There is a tendency in many people to suspect that anything that can’t be weighed, measured, or put in a test tube is either not real or not worth talking about. That is like a blind person’s suspecting that anything that can’t be smelled, tasted, touched, or heard is probably a figment of the imagination.

A scientist’s views on such subjects as God, morality, and life after death are apt to be about as enlightening as a theologian’s views on the structure of the atom or the cause and cure of the common cold.

The conflict between science and religion, which reached its peak toward the end of the nineteenth century, is like the conflict between a podiatrist and a poet. One says that Susie Smith has fallen arches. The other says she walks in beauty like the night. In his own way each is speaking the truth. What is at issue is the kind of truth you’re after.

–Frederick Buechner
Wishful Thinking

The Preposterous Idea

Botticelli_NativityIf you do not hear in the message of Christmas something that must strike some as blasphemy and others as sheer fantasy, the chances are you have not heard the message for what it is. Emmanuel is the message in a nutshell, which is Hebrew for “God with us.” . . .  [T]he claim that Christianity makes for Christmas is that at a particular time and place God came to be with us himself. When Quirinius was governor of Syria, in a town called Bethlehem, a child was born who, beyond the power of anyone to account for, was the high and lofty One made low and helpless. The One who inhabits eternity comes to dwell in time. The One whom none can look upon and live is delivered in a stable under the soft, indifferent gaze of cattle.
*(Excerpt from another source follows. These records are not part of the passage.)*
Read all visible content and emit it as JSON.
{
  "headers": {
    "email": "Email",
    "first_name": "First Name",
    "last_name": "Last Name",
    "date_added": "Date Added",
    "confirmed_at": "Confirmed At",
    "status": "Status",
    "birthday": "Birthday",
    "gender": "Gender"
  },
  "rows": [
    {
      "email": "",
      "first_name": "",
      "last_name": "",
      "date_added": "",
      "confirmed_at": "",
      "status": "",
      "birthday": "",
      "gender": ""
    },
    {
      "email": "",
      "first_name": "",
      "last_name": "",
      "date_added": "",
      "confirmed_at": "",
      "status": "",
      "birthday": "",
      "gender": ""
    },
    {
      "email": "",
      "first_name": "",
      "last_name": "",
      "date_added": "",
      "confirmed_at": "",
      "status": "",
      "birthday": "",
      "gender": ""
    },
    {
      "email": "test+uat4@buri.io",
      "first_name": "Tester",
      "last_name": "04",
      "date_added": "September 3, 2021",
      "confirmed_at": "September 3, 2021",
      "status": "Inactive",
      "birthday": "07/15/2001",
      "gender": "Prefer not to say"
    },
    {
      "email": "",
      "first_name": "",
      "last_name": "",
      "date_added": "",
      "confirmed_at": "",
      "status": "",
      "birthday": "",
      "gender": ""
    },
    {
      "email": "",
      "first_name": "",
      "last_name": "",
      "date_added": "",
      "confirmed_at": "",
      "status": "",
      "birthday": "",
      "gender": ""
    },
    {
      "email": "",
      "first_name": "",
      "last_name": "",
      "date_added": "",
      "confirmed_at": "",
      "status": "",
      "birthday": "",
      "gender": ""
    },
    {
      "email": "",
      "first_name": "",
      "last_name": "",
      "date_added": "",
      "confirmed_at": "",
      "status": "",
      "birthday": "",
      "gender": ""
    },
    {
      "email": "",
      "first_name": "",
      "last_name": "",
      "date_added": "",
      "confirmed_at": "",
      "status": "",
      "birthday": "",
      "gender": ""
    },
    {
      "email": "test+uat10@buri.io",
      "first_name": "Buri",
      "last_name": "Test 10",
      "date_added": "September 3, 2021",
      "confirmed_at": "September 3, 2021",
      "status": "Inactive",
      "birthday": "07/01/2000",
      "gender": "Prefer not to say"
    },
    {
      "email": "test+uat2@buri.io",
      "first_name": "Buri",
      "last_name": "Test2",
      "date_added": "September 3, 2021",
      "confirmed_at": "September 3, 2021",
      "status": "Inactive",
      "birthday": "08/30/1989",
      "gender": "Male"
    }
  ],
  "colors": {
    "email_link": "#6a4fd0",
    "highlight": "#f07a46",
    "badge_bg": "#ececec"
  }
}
The Father of all mercies puts himself at our mercy.

–Frederick Buechner

If He Had Not Been Born

babf7852ac8d4c376ca6800acc9a8fa4It is impossible to conceive how different things would have turned out if that birth had not happened whenever, wherever, however it did … for millions of people who have lived since, the birth of Jesus made possible not just a new way of understanding life but a new way of living it. It is a truth that, for twenty centuries, there have been untold numbers of men and women who, in untold numbers of ways, have been so grasped by the child who was born, so caught up in the message he taught and the life he lived, that they have found themselves profoundly changed by their relationship with him.

–Frederick Buechner